There are two parts to this tour. The first is a walking tour of places Atwood may have used for locations in the story. The second is to head to Toronto Island and investigate Charis’ sanctuary. You can also spend some time walking along Queen St. E or at The King Edward hotel at 37 King St. E., as there are spots along there in the story. However, when I went looking for what they could be based on other than the hotel I didn’t find a lot.
Part One: This part of the tour will probably take you a couple of hours and there are many places on Queen St. W. if you want to stop for something to eat. Or you can even take a short detour into Kensington Market for a churro, especially if you have read Bellevue Square by Michael Redhill and my tour blog based on his book.
Continue walking east on Bremner and turn left onto Lower Simcoe St. Continue to walk north to Front St. and turn right. Walk along Front going east until you reach University Ave. (1 block). Cross to your left and walk north on University Ave. Note across University on Front is the famous Fairmont Royal York and Union Station, the transit hub for Via, GO, and the TTC.
Walk north on University to the Osgood Subway station at Queen St. West (~500 m). Tony exits the subway here and walks west along Queen on her way to Toxique (p.28).
Turn left onto Queen St. West (heading west) and you will be walking Tony’s route to the restaurant for the friends' lunch. Note I couldn’t find a comic store, or a restaurant called Toxique. The Bamboo Club did exist until 2002 but is no longer there. It was at the same address as Lush Cosmetics. The Queen Mother Café is still there. I haven’t eaten at it since the late 1990s but it was very good back then.
After lunch Tony continues west on Queen until she reaches Spadina. Here she turns right heading north to go home.
Tony walks north on Spadina mentioning many sights ‘walking past China town, Jewish delicatessens, Portuguese and West Indian shops of Kensington Market’ (p. 39).
Having followed Tony’s route, turn right on Baldwin St and walk to Huron St. and turn left onto Huron St. for a brief diversion into Roz’s childhood. She grew up in a boarding house her mother ran on Huron St. 123 Huron St was a boarding home until the 1960s and could perhaps be the house Atwood modeled Roz’s childhood home after.
Possibly Roz’s mother's boarding house and the street Roz knew as a child.
Continue north past the boarding house and turn left onto Cecil St. heading back to Spadina. At Cecil and Spadina is Grossman’s Tavern that Tony mentions passing on her walk home.
Turn right (north) on Spadina and on your left across the street you will see the Scott Street Mission that Tony walks past.
At Harbord St., about 1 km north, turn right and walk east.
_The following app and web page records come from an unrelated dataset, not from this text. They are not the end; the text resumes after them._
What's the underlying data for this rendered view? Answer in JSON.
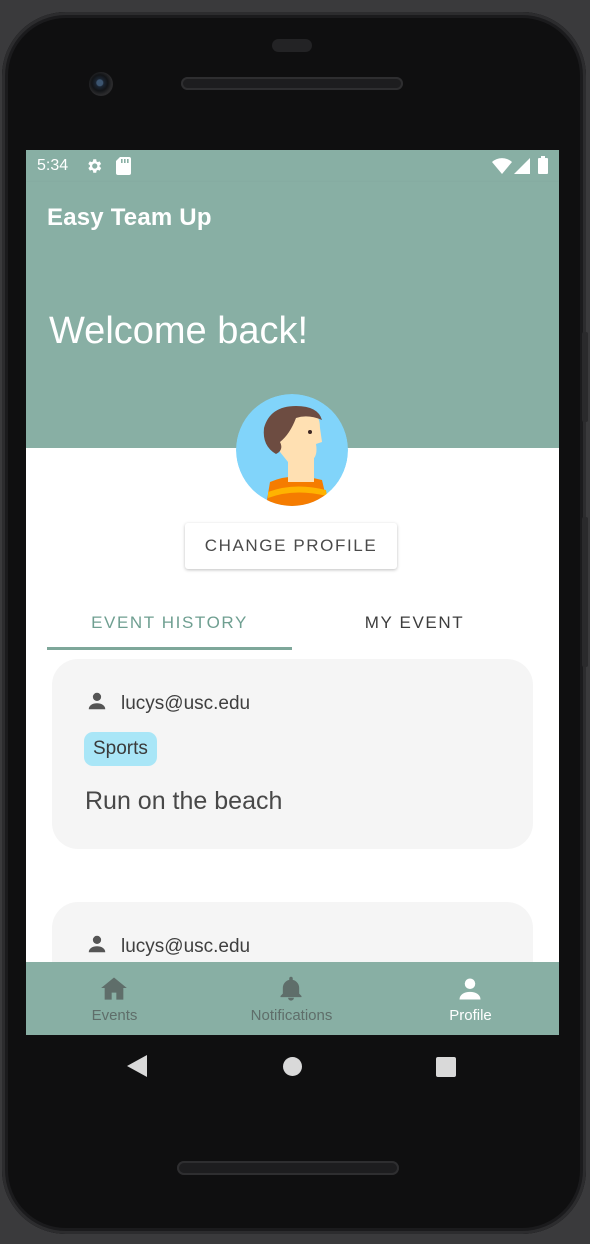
{
  "status_bar": {
    "time": "5:34",
    "left_icons": [
      "settings-icon",
      "sd-card-icon"
    ],
    "right_icons": [
      "wifi-icon",
      "signal-icon",
      "battery-icon"
    ]
  },
  "app_bar": {
    "title": "Easy Team Up"
  },
  "header": {
    "welcome_text": "Welcome back!"
  },
  "profile": {
    "change_button_label": "CHANGE PROFILE"
  },
  "tabs": [
    {
      "label": "EVENT HISTORY",
      "selected": true
    },
    {
      "label": "MY EVENT",
      "selected": false
    }
  ],
  "events": [
    {
      "email": "lucys@usc.edu",
      "tag": "Sports",
      "title": "Run on the beach"
    },
    {
      "email": "lucys@usc.edu"
    }
  ],
  "bottom_nav": [
    {
      "label": "Events",
      "icon": "home-icon",
      "selected": false
    },
    {
      "label": "Notifications",
      "icon": "bell-icon",
      "selected": false
    },
    {
      "label": "Profile",
      "icon": "person-icon",
      "selected": true
    }
  ],
  "system_nav": [
    "back-icon",
    "home-circle-icon",
    "recents-icon"
  ],
  "colors": {
    "primary": "#88afa4",
    "tab_active": "#6f9f91",
    "card_background": "#f5f5f5",
    "tag_background": "#a9e6f7",
    "nav_inactive": "#5f6e6a",
    "nav_active": "#ffffff"
  }
}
It will change into Hoskin Ave. At 6 Hoskin Ave. is Trinity College which could be one of many buildings on the University of Toronto Campus that McClung Hall is based on.
After looking at Trinity College turn back on Hoskin and at the west side of the Trinity College Church turn right and head north on the little street there. Winding your way left and right onto Devonshire Place.
Walk north on Devonshire to Bloor St. and turn right.
Cross over Bloor and turn left onto Bedford St. If you walk along Bedford you will see many turreted houses. Any one of which could be the house that inspired Tony’s turreted home.
This is the end of this part of the tour.
Part two: take the ferry from Jack Layton’s Ferry Terminal to Ward’s Island (this is the link to the ferry schedule and costs). Wander around the island looking at the houses that Charis might have lived in. From many of these houses you can see the Toronto skyline as Charis describes it. You can also watch the ferry pull away and imagine Billy and Zenia leaving Charis behind. The island definitely gives the perspective of Charis’ personality in the book. It has the feel of an artistic, close knit, eccentric community. Pay attention to the modes of transportation, it is not at all like main land Toronto.
Make sure you spend some time exploring the beaches as well, though that has nothing to do with the story. There are also other things to do on the islands and here is a link of places to visit or walk around.
Hope you enjoy this tour and I look forward to your comments.